Trade debtors or Accounts receivable are the amount owed by customer’s that result from the sale of goods and services. Most professional accountants in UK refer to this is referred to as trade debtors because it arises from transactions with our trade customers. (Meaning our ordinary course of business customers). These are usually current assets. Current assets are assets that are expected to be turned into cash within a short period of time. Usually less than twelve months. The ratio of current assets value to long term assets value in a business is normally used to measure the liquidity of that business.
Notes receivable are claims for which formal instruments of credit are issued as proof of debt-usually a promissory note. Often these arise from lending money or selling Capital Equipment. These could be either current or long-term assets depending on the nature of the agreement.
Other debtors are usually non-trade related trade debtors, meaning they don’t arise from transactions with our customers. Some good examples of non trade debtors are interest receivable, loans to related companies, employee loans, Value added tax recoverable and dividend receivable. These could be current or long-term assets, depending again on the nature of the agreement. Most companies have two records of accounts receivable. They have the general ledger accounts receivable account Which presents the amount owed to a company from all of its customers.
Often this is known in the bookkeeping trade as the control account. They also have subsidiary accounts that track the amount owed by each individual customer. The total of all the subsidiary accounts needs to equal the general ledger control account balance. Here is an example of that. The total amount of accounts receivable is Â£50,000. Here you can see that the customer subsidiary ledgers add up to that amount.
Companies sell on credit to increase sales revenue. How many would buy a new car, if all car sales had to be in cash?
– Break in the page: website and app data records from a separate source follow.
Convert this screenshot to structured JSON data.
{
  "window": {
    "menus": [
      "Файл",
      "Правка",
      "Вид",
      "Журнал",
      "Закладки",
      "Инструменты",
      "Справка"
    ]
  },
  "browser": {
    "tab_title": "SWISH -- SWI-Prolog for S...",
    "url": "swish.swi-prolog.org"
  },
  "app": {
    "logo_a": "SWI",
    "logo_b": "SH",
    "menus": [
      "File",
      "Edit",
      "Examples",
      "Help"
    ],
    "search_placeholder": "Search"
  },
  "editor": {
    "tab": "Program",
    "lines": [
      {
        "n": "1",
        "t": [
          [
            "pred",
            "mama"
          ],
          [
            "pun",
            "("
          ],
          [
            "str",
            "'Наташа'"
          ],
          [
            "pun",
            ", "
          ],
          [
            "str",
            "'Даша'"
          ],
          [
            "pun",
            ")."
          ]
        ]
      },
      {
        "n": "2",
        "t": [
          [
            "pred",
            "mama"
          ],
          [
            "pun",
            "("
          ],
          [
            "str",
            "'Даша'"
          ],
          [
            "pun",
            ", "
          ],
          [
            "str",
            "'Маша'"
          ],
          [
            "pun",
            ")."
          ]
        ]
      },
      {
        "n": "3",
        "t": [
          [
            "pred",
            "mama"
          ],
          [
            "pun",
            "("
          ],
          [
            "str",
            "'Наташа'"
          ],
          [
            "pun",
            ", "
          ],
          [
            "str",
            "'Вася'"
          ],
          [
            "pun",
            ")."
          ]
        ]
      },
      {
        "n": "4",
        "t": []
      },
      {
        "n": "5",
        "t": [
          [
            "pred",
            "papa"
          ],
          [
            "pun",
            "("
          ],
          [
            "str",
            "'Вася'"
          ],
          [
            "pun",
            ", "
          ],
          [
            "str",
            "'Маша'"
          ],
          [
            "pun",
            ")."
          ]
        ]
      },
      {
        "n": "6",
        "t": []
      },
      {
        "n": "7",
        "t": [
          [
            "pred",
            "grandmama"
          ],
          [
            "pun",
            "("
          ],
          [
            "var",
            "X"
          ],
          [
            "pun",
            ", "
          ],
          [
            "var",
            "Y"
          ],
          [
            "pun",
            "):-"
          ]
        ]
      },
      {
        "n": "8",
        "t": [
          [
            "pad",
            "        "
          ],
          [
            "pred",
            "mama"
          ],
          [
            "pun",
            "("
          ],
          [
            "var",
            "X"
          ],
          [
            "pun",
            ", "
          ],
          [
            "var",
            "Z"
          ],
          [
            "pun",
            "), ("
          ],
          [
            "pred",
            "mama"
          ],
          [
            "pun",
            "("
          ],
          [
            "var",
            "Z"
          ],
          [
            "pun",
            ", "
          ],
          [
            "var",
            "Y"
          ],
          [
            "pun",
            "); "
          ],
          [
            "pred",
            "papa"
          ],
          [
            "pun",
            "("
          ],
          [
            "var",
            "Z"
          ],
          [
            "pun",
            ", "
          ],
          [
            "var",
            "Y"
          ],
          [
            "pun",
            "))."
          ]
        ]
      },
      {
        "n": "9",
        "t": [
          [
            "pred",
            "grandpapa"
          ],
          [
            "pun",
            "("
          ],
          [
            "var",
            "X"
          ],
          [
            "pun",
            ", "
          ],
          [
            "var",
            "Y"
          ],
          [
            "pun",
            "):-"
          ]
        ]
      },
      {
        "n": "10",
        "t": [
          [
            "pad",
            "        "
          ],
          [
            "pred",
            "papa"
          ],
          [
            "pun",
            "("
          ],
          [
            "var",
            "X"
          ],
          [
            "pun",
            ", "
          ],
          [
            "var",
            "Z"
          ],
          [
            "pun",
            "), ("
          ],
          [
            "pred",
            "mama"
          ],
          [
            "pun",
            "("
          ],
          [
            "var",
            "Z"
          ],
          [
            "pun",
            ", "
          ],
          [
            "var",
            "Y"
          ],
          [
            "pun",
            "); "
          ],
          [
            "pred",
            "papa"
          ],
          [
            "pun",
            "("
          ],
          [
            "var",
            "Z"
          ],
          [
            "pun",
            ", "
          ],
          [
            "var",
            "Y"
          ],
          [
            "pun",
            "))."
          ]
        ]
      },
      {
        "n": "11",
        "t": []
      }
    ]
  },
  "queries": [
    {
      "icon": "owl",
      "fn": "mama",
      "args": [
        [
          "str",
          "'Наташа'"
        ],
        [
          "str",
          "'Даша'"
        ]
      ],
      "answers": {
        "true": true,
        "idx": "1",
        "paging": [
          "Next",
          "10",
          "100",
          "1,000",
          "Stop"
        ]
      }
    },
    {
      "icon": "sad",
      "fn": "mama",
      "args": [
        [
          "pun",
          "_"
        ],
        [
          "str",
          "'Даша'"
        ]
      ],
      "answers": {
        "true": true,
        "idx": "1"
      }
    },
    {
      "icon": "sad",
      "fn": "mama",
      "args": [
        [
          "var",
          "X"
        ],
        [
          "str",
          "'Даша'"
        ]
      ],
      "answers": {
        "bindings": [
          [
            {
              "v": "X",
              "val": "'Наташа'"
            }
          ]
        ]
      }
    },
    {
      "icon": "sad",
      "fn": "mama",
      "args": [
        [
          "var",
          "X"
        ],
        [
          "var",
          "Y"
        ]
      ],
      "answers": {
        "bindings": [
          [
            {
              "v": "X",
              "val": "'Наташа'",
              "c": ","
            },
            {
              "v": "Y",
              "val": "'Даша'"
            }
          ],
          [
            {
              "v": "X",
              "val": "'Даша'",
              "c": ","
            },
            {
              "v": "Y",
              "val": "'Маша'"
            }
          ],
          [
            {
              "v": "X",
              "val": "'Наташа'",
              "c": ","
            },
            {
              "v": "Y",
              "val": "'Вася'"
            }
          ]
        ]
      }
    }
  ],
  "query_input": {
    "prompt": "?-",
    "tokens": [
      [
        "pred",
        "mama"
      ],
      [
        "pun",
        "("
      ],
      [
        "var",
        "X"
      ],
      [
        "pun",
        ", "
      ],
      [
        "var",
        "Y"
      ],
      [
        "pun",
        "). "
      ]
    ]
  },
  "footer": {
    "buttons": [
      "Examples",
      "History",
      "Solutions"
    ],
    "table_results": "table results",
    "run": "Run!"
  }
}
Not many for sure. But selling on credit comes with risks as well, primarily that we will sell to someone who won’t pay us back. This cost is known by a number of different account names depending on the textbook you’re using or the company that you’re working for. Bad debt expense is probably the most common term, but sometimes uncollectible account expense, or doubtful account expense might be used. Again, these terms are all interchangeable. The key is the word expense.